→ **Work task**
The whole listing, repeated exactly, is what this task asks for.

START Data shown

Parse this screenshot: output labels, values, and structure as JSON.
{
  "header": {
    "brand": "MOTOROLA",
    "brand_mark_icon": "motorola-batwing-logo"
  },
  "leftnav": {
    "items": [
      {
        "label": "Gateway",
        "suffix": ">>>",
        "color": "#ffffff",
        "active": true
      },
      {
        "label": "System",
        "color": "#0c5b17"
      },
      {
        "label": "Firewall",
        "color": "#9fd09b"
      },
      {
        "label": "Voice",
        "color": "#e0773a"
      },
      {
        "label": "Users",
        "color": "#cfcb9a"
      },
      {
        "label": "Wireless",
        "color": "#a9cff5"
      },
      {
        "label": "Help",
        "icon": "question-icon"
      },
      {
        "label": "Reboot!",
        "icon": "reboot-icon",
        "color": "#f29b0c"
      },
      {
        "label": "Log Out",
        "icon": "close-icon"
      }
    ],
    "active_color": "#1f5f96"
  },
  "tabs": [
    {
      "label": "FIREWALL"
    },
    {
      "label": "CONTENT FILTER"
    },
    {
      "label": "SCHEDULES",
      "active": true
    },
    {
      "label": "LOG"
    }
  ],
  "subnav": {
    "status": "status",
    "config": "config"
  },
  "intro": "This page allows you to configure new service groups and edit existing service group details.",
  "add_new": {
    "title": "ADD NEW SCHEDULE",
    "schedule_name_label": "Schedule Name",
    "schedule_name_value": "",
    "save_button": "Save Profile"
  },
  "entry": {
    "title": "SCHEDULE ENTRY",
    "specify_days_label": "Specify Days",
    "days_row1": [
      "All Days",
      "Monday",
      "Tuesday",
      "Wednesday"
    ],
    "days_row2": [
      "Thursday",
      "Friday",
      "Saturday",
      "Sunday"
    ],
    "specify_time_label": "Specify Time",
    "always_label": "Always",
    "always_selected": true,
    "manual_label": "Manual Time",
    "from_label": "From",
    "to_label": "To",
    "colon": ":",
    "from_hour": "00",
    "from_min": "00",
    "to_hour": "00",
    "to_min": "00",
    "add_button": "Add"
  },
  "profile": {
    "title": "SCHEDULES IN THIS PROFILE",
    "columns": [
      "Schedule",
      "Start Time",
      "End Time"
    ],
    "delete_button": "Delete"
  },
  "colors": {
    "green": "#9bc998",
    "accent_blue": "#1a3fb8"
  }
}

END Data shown

→ **Solved exercise**
Parse this screenshot: output labels, values, and structure as JSON.
{
  "header": {
    "brand": "MOTOROLA",
    "brand_mark_icon": "motorola-batwing-logo"
  },
  "leftnav": {
    "items": [
      {
        "label": "Gateway",
        "suffix": ">>>",
        "color": "#ffffff",
        "active": true
      },
      {
        "label": "System",
        "color": "#0c5b17"
      },
      {
        "label": "Firewall",
        "color": "#9fd09b"
      },
      {
        "label": "Voice",
        "color": "#e0773a"
      },
      {
        "label": "Users",
        "color": "#cfcb9a"
      },
      {
        "label": "Wireless",
        "color": "#a9cff5"
      },
      {
        "label": "Help",
        "icon": "question-icon"
      },
      {
        "label": "Reboot!",
        "icon": "reboot-icon",
        "color": "#f29b0c"
      },
      {
        "label": "Log Out",
        "icon": "close-icon"
      }
    ],
    "active_color": "#1f5f96"
  },
  "tabs": [
    {
      "label": "FIREWALL"
    },
    {
      "label": "CONTENT FILTER"
    },
    {
      "label": "SCHEDULES",
      "active": true
    },
    {
      "label": "LOG"
    }
  ],
  "subnav": {
    "status": "status",
    "config": "config"
  },
  "intro": "This page allows you to configure new service groups and edit existing service group details.",
  "add_new": {
    "title": "ADD NEW SCHEDULE",
    "schedule_name_label": "Schedule Name",
    "schedule_name_value": "",
    "save_button": "Save Profile"
  },
  "entry": {
    "title": "SCHEDULE ENTRY",
    "specify_days_label": "Specify Days",
    "days_row1": [
      "All Days",
      "Monday",
      "Tuesday",
      "Wednesday"
    ],
    "days_row2": [
      "Thursday",
      "Friday",
      "Saturday",
      "Sunday"
    ],
    "specify_time_label": "Specify Time",
    "always_label": "Always",
    "always_selected": true,
    "manual_label": "Manual Time",
    "from_label": "From",
    "to_label": "To",
    "colon": ":",
    "from_hour": "00",
    "from_min": "00",
    "to_hour": "00",
    "to_min": "00",
    "add_button": "Add"
  },
  "profile": {
    "title": "SCHEDULES IN THIS PROFILE",
    "columns": [
      "Schedule",
      "Start Time",
      "End Time"
    ],
    "delete_button": "Delete"
  },
  "colors": {
    "green": "#9bc998",
    "accent_blue": "#1a3fb8"
  }
}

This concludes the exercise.